As a child, from the age of about ten, my brother ( three years older than me) never called me by my name, but always referred to me as ‘Scabby’ or ‘The Scab’. When, at age and eleven, I joined him at secondary school (Watford Grammar School for Boys, Hertfordshire, UK, just in case anyone’s remotely interested) he ensured all his friends knew this name for too, with all too predictable results.
Sadly, my highly emotionally immature mother (click here to read my article on emotionally immature parents) would, too, refer to me by this not entirely flattering appellation. Or just laugh when my brother used the term.
The reason (apart from their flagrant and wholly gratuitous ignorance) was that I compulsively picked at my skin. I have since discovered that this is a recognised disorder with various medical names, including:
– body-focused repetitive behaviour (BFRB)
– skin picking disorder (SPD)
– excoriation disorder
The disorder is also related to obsessive compulsive disotder (OCD) and involves picking, scratching and digging under the skin with one’s finger nails.
What Causes It?
Research suggests that the disorder is a dysfunctional response to stress used (consciously or subconsciously) in an attempt to alleviate high levels of mental distress and turmoil.
It is also theorised that it can operate as an expression of repressed rage and/or other repressed feelings.
In nearly half of all cases the onset of the disorder occurs before the age of ten years. It is linked to childhood abuse and trauma and is often accompanied by depression, anxiety and obsessive thoughts.
Genes are also thought to play some part in the disorder.
In severe cases, individuals can spend hours a day picking at their skin and the harm inflicted can be so severe that skin grafts are required.
Also, as can well be imagined, heavy scarring can result (as it has in my case).
Link To Suicide:
Particularly worryingly, about 11% of those who suffer from the disorder will attempt suicide.
Shame and Guilt:
To compound the problem, those who suffer from the disorder often feel ashamed of their compulsion and, accordingly, do not want others to know. Because of this, they often select areas of skin to pick which are not normally on show to the public (eg see picture above).

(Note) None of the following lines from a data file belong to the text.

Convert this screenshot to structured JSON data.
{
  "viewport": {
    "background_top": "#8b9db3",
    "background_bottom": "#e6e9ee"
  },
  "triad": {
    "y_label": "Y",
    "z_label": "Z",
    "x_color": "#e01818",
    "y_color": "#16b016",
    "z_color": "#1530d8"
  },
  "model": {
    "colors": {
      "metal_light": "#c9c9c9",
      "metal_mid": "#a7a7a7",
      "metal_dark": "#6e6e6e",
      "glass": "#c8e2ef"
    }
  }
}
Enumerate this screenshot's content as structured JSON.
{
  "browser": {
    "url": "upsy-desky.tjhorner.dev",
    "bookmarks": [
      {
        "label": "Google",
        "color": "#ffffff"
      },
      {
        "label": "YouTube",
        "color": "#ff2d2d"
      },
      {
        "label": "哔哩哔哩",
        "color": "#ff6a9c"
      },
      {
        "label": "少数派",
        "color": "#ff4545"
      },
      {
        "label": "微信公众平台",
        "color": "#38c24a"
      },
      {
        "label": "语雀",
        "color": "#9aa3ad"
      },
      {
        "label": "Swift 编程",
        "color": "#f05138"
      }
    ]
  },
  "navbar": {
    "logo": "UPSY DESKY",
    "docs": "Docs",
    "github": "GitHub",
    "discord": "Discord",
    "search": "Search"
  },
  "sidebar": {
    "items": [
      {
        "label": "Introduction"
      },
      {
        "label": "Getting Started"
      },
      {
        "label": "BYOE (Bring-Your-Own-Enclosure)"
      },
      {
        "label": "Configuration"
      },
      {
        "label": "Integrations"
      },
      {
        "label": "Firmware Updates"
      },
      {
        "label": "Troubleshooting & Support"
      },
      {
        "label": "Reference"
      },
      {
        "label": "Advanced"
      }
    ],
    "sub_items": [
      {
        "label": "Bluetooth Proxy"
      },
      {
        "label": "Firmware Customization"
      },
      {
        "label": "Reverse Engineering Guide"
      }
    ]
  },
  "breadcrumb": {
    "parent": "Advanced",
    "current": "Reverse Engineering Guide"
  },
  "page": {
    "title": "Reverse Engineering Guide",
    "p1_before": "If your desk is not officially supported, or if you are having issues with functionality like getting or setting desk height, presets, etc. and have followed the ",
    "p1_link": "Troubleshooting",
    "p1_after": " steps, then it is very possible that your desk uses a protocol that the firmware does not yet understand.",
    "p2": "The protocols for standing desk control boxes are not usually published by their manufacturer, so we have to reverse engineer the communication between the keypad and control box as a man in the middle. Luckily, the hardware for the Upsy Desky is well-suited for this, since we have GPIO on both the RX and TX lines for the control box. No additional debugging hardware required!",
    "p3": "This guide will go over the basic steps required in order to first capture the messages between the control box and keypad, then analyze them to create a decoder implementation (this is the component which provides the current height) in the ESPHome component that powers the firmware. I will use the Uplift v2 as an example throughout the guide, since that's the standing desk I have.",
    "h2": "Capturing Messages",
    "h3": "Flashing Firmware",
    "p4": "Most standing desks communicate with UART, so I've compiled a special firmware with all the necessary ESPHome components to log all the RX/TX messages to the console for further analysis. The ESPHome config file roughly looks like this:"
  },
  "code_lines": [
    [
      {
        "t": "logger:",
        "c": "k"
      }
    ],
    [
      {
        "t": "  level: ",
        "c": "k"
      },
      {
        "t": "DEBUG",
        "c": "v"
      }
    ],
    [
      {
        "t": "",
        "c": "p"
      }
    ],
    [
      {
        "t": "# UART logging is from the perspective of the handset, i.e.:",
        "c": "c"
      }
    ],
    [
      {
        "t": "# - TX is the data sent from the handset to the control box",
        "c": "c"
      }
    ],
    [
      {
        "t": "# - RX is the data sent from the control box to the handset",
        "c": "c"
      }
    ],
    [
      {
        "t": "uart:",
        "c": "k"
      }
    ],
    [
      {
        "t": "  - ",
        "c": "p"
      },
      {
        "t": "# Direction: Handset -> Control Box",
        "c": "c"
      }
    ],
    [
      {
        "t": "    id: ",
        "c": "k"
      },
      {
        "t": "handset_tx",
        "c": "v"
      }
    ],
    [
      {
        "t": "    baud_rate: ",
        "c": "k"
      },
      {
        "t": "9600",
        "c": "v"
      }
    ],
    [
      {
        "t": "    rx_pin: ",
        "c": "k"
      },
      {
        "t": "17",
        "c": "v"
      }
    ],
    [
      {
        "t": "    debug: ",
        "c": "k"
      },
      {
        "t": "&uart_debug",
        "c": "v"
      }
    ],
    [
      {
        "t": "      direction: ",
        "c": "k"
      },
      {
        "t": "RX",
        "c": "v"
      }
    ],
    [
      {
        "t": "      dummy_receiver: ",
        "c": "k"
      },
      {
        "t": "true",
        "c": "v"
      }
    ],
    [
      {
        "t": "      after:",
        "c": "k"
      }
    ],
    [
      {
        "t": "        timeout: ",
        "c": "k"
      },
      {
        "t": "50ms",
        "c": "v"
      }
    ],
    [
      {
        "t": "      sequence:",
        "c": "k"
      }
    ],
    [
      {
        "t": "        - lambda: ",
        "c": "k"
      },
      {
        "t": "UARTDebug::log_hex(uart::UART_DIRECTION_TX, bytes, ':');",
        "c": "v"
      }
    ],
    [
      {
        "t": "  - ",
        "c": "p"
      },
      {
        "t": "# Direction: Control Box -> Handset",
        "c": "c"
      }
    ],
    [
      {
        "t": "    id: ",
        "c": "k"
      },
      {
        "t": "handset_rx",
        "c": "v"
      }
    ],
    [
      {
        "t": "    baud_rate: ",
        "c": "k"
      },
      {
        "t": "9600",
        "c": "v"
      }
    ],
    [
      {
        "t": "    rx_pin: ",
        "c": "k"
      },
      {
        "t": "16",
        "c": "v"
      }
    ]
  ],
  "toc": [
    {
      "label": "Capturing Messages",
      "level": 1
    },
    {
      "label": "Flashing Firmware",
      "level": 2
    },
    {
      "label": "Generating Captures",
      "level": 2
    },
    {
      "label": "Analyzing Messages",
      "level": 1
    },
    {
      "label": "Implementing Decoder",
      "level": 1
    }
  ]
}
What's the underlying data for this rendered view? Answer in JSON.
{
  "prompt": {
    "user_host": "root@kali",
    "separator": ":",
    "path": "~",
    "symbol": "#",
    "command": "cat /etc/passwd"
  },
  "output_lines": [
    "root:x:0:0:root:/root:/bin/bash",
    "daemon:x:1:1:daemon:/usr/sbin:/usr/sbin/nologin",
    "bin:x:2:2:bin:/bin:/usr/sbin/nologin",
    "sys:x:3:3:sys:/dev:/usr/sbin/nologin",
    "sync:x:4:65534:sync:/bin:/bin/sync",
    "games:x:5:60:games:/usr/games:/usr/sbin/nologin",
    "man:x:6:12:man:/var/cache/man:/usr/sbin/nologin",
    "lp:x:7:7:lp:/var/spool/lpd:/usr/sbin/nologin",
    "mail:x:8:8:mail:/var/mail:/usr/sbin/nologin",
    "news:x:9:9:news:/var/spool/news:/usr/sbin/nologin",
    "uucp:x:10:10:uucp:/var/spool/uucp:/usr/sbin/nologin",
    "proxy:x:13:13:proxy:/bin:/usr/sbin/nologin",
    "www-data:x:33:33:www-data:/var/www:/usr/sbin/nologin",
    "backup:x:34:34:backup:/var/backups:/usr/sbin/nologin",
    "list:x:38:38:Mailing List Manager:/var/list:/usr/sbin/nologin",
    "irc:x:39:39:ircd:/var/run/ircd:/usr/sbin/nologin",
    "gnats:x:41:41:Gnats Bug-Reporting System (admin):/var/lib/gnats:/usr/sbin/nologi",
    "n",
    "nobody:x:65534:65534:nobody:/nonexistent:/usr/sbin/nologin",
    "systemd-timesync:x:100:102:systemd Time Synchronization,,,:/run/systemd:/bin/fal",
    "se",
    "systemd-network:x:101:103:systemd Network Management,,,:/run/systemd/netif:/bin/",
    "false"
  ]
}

More research is needed to ascertain effective treatments but two of the most promising at the moment are cognitive behavioural therapy and habit reversal training.
David Hosier BSc Hons; MSc; PGDE(FAHE).